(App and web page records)

★ ★ ★

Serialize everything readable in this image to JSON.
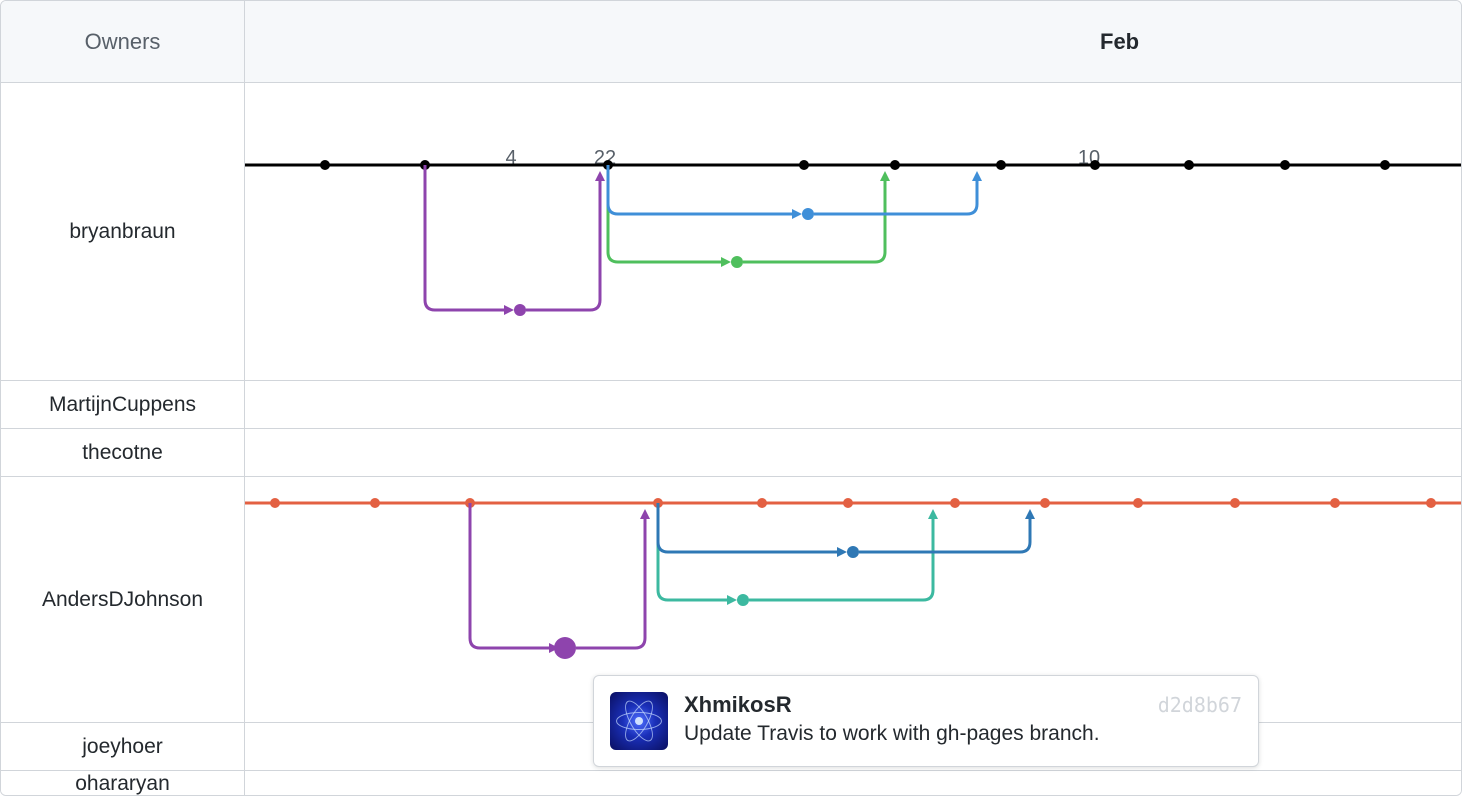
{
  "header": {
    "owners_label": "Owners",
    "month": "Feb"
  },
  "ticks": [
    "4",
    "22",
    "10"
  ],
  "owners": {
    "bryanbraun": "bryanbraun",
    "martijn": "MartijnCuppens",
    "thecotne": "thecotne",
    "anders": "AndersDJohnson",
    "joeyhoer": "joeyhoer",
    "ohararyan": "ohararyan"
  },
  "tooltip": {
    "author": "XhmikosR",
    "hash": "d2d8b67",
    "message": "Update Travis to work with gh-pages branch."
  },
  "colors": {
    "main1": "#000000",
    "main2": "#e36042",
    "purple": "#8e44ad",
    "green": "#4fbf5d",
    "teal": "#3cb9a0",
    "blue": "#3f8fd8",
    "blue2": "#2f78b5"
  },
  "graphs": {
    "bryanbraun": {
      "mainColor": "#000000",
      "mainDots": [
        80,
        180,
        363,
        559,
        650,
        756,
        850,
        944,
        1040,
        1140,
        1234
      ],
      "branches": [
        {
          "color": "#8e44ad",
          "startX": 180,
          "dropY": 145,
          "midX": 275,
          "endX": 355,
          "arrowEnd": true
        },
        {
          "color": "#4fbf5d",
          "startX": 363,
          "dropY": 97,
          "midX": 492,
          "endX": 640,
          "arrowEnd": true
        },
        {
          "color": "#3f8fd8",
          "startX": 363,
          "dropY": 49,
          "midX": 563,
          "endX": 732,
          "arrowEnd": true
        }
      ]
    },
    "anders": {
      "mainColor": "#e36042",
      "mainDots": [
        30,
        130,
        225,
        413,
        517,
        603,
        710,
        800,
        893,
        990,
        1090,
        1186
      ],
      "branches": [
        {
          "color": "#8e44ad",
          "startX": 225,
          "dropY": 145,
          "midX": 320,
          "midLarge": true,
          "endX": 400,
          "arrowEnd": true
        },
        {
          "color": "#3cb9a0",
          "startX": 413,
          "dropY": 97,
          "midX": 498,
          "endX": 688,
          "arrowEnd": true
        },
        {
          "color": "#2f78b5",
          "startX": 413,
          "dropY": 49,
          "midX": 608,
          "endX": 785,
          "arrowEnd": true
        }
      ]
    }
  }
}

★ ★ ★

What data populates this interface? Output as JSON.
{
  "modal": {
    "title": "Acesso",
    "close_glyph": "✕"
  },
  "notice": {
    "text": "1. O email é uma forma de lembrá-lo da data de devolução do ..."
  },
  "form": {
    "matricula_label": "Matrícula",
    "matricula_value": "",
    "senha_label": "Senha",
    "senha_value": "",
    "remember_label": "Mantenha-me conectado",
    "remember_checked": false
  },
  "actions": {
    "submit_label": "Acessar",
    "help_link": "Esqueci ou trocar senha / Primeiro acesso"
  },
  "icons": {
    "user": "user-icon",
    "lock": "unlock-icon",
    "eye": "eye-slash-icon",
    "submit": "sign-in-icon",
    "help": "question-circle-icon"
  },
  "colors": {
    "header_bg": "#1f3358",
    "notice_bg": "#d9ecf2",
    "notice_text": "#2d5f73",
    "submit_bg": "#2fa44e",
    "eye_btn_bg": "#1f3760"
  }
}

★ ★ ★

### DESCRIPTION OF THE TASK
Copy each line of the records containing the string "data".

### ANSWER BOX
What data populates this interface? Output as JSON.
    "text": "1. O email é uma forma de lembrá-lo da data de devolução do ..."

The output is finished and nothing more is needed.